Jazz and Piano: A Perfect Pairing


Jazz and piano are two musical genres that have stood the test of time and continue to captivate audiences all over the world. On their own, they are powerful and intriguing forms of music, but when combined, they create a mesmerizing and unforgettable experience. The pairing of jazz and piano is a match made in musical heaven, with one complementing the other in a harmonious and dynamic way.

At its core, jazz is a genre that values individual expression, improvisation, and creative freedom. It emerged at the turn of the 20th century in the African-American communities of New Orleans and quickly spread throughout the United States, influencing and being influenced by other musical genres. Jazz musicians rely on their technical skills and musical knowledge, but they also rely heavily on their ability to improvise and create in the moment.

The piano, on the other hand, is a multifaceted instrument that can create a vast range of sounds and emotions. Its versatility allows it to adapt to different musical styles, making it an essential instrument in jazz music. The piano provides a solid foundation for jazz by providing rhythm, harmony, and melody simultaneously. It serves as a canvas for jazz musicians to express their musical ideas and bring them to life.

One of the main reasons why jazz and piano are such a perfect pairing is their shared emphasis on improvisation. Jazz musicians use the piano to improvise and showcase their technical and creative skills.
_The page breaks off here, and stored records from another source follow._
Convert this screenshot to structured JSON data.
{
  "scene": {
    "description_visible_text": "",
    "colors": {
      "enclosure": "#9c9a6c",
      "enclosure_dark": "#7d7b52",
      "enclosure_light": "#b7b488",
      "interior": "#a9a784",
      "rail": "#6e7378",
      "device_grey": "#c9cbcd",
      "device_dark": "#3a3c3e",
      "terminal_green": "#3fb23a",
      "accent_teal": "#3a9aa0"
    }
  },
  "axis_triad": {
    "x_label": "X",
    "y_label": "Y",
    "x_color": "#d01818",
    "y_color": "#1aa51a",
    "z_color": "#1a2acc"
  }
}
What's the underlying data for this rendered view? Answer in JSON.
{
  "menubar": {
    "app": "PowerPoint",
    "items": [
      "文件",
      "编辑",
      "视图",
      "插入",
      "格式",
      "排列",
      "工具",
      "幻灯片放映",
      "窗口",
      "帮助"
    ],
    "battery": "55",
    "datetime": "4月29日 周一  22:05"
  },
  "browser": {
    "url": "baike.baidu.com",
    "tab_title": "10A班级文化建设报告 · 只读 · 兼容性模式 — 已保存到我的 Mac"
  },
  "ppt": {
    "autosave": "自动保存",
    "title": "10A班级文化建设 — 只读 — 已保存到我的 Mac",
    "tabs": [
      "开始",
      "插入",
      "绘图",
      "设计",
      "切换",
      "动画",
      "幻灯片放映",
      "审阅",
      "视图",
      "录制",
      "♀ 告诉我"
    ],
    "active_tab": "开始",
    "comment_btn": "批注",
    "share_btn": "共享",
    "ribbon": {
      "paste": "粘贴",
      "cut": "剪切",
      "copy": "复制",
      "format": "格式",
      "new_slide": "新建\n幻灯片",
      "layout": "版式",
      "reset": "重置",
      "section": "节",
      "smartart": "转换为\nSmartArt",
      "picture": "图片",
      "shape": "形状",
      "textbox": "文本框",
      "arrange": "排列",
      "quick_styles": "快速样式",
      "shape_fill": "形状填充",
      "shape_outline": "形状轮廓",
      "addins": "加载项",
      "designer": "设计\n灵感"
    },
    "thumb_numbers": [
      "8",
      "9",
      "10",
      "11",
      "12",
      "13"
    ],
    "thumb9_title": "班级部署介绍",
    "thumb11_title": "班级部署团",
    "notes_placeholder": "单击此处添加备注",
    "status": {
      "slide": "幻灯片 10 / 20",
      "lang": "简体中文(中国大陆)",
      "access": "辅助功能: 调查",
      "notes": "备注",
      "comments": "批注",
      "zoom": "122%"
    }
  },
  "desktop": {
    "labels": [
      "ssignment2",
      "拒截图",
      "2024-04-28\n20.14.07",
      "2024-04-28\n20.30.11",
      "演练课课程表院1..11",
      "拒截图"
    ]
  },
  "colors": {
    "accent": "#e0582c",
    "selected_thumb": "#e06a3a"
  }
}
The piano provides the perfect platform for jazz musicians to explore melodies, harmonies, and rhythms, and create a unique musical experience every time they play.

Moreover, the piano is one of the few instruments that can truly capture the essence of jazz. It can convey the complexity and diversity of the genre, from the rhythmic swing of New Orleans jazz to the complex chord progressions of bebop. Jazz pianists also have the ability to create different moods, dynamics, and textures through their playing, adding depth and dimension to the music.

One of the most famous jazz pianists and composers, Thelonious Monk, revolutionized the genre with his distinct style of playing. His use of dissonance, percussive playing, and unconventional rhythmic patterns on the piano gave birth to a new form of jazz, known as “bebop.” Monk’s compositions challenged traditional jazz conventions, and his unique playing style influenced generations of jazz pianists.

Aside from its technical and creative capabilities, the piano also adds a touch of sophistication and elegance to jazz music. It is a complex instrument that requires precision, control, and technique to master, making it the perfect accompaniment for the complexity of jazz. Jazz pianists such as Duke Ellington and Bill Evans used the piano to convey feelings of romance, melancholy, and joy in their compositions, bringing a new level of depth and emotion to the music.

In addition to its role in jazz music, the piano has also played a significant role in breaking down racial barriers. During the Jim Crow era, when segregation and discrimination were rampant, jazz was one of the few forms of music where people of different races could come together and express themselves freely. The piano was often at the center of these jam sessions, bringing people of different backgrounds and cultures together through the power of music.

In conclusion, the combination of jazz and piano is a match made in musical heaven. Their shared emphasis on improvisation, technical skill, and creative freedom allows them to complement each other in a way that creates a unique and unforgettable musical experience. Jazz pianists have pushed the boundaries of what is possible on the instrument, using it to convey a wide range of emotions and break down cultural barriers. Jazz and piano are two genres that continue to evolve and inspire, proving that together, they are a perfect pairing in music.